The Americans with Disabilities Act prohibits employers from asking questions that are likely to elicit information about a disability before a conditional job offer has been extended.  Employers should avoid questions about an applicant’s history of using sick leave, history of hospitalizations, workers’ comp claims, etc.  Questions should be limited to whether the applicant can perform the essential functions of the job with or without reasonable accommodation.

To get the information it needs while avoiding information that’s irrelevant (and possibly unlawful), an employer should focus on the qualifications for the job in question and make inquiries that will help it evaluate how the applicant’s skills and experience align with those qualifications.

Joan FarrellJoan S. Farrell, JD, is a Legal Editor for BLR’s human resources and employment law publications. Ms. Farrell writes extensively on the topics of workplace discrimination, unlawful harassment, retaliation, and reasonable accommodation. She is the editor of the ADA compliance manual—ADA Compliance: Practical Solutions for HR. Before coming to BLR, Ms. Farrell worked as in-house counsel for a multistate employer where she represented management in administrative matters and provided counseling on employment practices.

Follow Joan Farrell on Google+

Questions? Comments? Contact Joan at jfarrell@blr.com for more information on this topic

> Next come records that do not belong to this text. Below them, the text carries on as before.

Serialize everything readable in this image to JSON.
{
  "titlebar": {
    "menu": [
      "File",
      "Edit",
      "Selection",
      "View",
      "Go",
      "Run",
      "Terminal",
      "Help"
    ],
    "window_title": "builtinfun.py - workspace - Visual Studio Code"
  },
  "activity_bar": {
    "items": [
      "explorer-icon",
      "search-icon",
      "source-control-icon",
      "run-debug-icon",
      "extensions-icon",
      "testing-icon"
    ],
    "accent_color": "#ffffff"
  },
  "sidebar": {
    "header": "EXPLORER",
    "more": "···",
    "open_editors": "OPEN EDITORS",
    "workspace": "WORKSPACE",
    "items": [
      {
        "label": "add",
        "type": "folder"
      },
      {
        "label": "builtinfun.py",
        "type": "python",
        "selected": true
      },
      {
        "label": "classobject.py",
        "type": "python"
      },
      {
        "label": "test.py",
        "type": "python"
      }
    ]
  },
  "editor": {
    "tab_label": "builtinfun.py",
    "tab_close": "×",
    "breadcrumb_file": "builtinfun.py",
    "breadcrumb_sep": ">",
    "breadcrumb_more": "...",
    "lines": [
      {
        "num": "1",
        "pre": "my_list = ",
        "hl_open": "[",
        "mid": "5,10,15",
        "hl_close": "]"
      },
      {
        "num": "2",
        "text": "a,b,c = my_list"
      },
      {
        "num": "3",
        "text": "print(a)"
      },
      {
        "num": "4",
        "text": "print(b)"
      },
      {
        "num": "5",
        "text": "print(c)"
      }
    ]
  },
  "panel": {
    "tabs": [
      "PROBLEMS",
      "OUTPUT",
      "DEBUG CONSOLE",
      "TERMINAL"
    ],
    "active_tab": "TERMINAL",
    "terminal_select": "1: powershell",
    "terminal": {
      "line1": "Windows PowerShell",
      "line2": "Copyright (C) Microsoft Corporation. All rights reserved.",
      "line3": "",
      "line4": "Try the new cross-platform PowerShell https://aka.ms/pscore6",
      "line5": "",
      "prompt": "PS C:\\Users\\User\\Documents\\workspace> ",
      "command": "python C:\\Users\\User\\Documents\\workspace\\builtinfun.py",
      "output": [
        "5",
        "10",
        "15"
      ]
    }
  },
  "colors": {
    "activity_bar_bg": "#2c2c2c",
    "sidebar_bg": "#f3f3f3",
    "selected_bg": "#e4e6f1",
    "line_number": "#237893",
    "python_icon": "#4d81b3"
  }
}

  • Hello Dr. Farrell,

    Excellent commentary on what is important. Your list of what is important is very close to our list.

    “What Do Employers Really Need to Know About Job Applicants?”
    I. Competence
    II. Cultural Fit
    III. Job Talent

    ≈ 80% of employees self-report that they are not engaged.
    ≈ 80% of managers are ill suited to effectively manage people.
    * The two 80 percents are closely related.

    Employers keep hiring the wrong people to be their managers and then they wonder why they have so few successful, long-term, engaged employees. Successful employees have all three of the following success predictors while unsuccessful employees lack one or two and usually it is Job Talent that they lack.
    I. Competence
    II. Cultural Fit
    III. Job Talent

    Employers do a…
    A. GREAT job of hiring competent employees, about 95%
    B. good job of hiring competent employees who fit the culture, about 70%
    C. POOR job of hiring competent employees who fit the culture and who have a talent for the job, about 20%

    Identifying the talent required for each job seems to be missing from talent and management discussions. If we ignore any of the three criteria, our workforce will be less successful with higher turnover than if we do not ignore any of the three criteria.
    I. Competence
    II. Cultural Fit
    III. Job Talent

    There are many factors to consider when hiring and managing talent but first we need to define talent unless “hiring talent” means “hiring employees.” Everyone wants to hire for and manage talent but if we can’t answer the five questions below with specificity, we can’t hire or manage talent effectively.
    A. How do we define talent?
    B. How do we measure talent?
    C. How do we know a candidate’s talent?
    D. How do we know what talent is required for each job?
    E. How do we match a candidate’s talent to the talent demanded by the job?

    Most managers cannot answer the five questions with specificity but the answers provide the framework for hiring successful employees and creating an engaged workforce.

    Talent is not found in resumes or interviews or background checks or college transcripts.

    Talent must be hired since it cannot be acquired or imparted after the hire.

  • Ethan Lee

    qq